**About this task:**
Every line below that holds the string "true" must be copied.

**Data provided:**
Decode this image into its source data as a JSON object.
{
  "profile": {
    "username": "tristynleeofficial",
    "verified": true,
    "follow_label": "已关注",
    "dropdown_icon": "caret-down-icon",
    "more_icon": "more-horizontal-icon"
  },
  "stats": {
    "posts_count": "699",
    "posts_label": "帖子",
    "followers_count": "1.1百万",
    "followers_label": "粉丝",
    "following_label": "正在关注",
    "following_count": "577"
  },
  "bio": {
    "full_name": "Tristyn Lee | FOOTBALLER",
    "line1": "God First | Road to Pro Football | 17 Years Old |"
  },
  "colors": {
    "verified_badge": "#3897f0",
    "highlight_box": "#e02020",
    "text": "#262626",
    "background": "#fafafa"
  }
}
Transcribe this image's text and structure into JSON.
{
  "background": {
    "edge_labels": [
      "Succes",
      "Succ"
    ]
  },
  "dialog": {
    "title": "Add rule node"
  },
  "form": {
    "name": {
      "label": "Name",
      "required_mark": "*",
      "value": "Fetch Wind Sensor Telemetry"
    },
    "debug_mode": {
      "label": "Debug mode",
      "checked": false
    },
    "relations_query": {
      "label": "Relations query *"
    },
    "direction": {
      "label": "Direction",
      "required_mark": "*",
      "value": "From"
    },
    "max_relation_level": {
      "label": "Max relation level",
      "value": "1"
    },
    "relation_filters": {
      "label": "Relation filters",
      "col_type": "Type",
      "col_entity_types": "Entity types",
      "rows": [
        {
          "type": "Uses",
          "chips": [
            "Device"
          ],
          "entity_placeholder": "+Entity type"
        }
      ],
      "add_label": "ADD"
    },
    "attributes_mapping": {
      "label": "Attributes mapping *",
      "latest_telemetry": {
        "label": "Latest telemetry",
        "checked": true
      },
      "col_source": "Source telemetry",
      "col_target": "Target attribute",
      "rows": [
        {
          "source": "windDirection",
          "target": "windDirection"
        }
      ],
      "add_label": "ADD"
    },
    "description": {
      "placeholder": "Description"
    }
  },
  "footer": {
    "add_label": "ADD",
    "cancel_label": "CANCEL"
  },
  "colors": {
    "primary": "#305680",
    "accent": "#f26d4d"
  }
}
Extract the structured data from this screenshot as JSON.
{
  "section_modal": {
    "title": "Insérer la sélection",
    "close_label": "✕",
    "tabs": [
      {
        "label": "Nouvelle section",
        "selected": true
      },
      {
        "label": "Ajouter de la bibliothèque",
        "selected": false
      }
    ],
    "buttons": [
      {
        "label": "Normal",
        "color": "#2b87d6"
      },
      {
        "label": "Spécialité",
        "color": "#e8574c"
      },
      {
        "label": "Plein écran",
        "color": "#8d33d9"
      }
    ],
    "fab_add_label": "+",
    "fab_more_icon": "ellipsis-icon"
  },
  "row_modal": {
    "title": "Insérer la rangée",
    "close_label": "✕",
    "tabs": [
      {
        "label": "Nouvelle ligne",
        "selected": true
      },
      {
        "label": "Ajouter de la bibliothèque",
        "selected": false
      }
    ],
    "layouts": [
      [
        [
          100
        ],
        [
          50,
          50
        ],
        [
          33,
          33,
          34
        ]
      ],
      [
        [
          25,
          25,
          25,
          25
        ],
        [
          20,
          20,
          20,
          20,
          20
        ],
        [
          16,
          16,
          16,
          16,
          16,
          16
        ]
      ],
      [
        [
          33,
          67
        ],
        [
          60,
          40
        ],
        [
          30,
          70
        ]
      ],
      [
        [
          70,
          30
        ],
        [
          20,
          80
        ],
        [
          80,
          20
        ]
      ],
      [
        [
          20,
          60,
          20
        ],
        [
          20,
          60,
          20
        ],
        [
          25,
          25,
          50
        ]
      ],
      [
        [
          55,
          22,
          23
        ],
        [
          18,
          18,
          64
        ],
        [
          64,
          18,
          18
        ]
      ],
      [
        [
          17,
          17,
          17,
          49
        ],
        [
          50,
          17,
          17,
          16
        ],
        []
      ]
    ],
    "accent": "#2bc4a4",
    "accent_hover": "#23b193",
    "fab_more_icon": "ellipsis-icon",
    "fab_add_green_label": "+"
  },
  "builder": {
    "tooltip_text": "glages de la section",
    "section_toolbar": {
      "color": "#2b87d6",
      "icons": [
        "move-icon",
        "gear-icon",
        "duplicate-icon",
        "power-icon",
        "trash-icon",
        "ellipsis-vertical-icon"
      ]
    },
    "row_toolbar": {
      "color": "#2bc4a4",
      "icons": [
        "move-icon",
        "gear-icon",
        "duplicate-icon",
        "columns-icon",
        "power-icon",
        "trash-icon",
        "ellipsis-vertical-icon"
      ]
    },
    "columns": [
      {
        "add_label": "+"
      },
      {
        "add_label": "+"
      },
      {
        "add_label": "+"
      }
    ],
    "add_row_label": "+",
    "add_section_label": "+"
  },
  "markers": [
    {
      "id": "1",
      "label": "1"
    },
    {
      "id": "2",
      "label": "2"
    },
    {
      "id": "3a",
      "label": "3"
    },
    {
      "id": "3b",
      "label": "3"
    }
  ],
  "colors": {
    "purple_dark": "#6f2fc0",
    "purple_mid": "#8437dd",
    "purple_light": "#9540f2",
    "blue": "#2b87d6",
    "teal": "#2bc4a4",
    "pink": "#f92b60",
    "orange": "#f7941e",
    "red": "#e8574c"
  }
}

**Exercise result:**
    "verified": true,
        "checked": true
        "selected": true
        "selected": true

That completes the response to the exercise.